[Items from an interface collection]
=== Section Start ===

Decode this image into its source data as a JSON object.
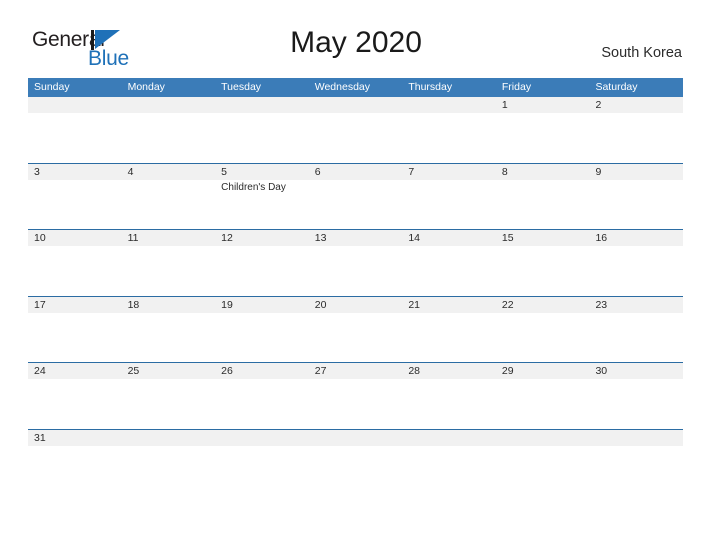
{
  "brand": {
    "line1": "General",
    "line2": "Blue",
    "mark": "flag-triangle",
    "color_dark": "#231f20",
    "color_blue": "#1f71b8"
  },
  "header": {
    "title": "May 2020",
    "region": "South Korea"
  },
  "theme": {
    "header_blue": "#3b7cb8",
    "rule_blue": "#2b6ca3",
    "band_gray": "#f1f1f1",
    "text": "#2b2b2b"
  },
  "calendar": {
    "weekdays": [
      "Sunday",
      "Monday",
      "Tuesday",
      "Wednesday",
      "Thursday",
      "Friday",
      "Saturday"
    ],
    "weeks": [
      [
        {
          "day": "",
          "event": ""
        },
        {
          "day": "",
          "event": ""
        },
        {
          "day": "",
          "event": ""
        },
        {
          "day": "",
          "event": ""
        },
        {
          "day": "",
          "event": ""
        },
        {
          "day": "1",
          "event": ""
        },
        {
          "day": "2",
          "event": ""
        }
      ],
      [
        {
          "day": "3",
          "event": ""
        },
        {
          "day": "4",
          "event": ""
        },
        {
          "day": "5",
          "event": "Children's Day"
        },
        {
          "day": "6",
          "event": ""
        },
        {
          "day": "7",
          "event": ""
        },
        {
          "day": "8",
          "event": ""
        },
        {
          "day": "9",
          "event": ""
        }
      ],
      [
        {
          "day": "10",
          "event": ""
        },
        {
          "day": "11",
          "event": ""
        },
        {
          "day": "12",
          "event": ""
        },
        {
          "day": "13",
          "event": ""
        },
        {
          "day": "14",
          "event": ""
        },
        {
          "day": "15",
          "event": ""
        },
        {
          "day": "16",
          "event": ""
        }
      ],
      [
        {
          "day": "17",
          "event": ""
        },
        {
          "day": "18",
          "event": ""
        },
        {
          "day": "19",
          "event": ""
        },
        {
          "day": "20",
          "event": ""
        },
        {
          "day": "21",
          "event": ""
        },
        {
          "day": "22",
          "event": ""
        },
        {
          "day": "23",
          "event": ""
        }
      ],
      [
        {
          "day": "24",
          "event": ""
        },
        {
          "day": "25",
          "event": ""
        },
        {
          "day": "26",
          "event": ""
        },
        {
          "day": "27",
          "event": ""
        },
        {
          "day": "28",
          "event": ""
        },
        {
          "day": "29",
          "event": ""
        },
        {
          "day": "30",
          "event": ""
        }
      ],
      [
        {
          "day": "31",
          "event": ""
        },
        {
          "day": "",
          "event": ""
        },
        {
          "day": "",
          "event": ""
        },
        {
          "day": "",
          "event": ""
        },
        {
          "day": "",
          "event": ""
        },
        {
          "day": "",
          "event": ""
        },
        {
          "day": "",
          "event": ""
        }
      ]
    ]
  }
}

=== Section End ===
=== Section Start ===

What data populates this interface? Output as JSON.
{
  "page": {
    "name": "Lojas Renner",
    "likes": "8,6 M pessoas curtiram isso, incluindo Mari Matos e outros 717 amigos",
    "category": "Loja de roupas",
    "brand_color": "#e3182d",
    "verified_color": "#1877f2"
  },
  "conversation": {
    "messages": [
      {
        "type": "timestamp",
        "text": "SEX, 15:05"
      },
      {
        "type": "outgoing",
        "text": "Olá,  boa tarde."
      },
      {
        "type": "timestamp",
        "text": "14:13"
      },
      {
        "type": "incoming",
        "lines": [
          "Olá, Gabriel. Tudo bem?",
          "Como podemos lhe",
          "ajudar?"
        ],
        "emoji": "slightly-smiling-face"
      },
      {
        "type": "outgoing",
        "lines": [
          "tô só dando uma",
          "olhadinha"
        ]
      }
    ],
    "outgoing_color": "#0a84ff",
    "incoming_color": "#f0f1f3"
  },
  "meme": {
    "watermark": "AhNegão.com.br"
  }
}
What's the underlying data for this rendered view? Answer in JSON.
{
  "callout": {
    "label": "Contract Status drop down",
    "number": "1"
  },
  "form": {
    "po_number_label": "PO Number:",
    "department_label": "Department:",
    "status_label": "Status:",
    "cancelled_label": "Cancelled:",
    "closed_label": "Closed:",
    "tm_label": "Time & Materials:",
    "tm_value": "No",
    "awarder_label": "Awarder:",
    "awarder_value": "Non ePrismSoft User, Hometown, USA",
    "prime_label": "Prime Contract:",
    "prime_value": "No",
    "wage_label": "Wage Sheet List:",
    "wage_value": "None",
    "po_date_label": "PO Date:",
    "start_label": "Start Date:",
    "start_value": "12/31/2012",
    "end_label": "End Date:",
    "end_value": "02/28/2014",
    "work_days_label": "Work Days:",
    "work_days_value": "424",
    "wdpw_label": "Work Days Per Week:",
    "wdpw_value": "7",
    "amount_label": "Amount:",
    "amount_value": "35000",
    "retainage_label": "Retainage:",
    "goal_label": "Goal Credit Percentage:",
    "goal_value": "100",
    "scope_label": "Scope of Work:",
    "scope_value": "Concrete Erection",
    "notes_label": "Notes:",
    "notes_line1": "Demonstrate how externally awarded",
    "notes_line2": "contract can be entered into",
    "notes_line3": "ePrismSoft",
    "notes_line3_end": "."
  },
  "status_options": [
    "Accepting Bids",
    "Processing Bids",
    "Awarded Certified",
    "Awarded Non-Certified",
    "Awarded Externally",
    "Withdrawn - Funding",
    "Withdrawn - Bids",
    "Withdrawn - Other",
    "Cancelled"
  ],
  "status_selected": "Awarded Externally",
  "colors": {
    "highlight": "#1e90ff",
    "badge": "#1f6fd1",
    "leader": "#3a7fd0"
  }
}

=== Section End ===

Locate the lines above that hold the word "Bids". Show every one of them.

    "Accepting Bids",
    "Processing Bids",
    "Withdrawn - Bids",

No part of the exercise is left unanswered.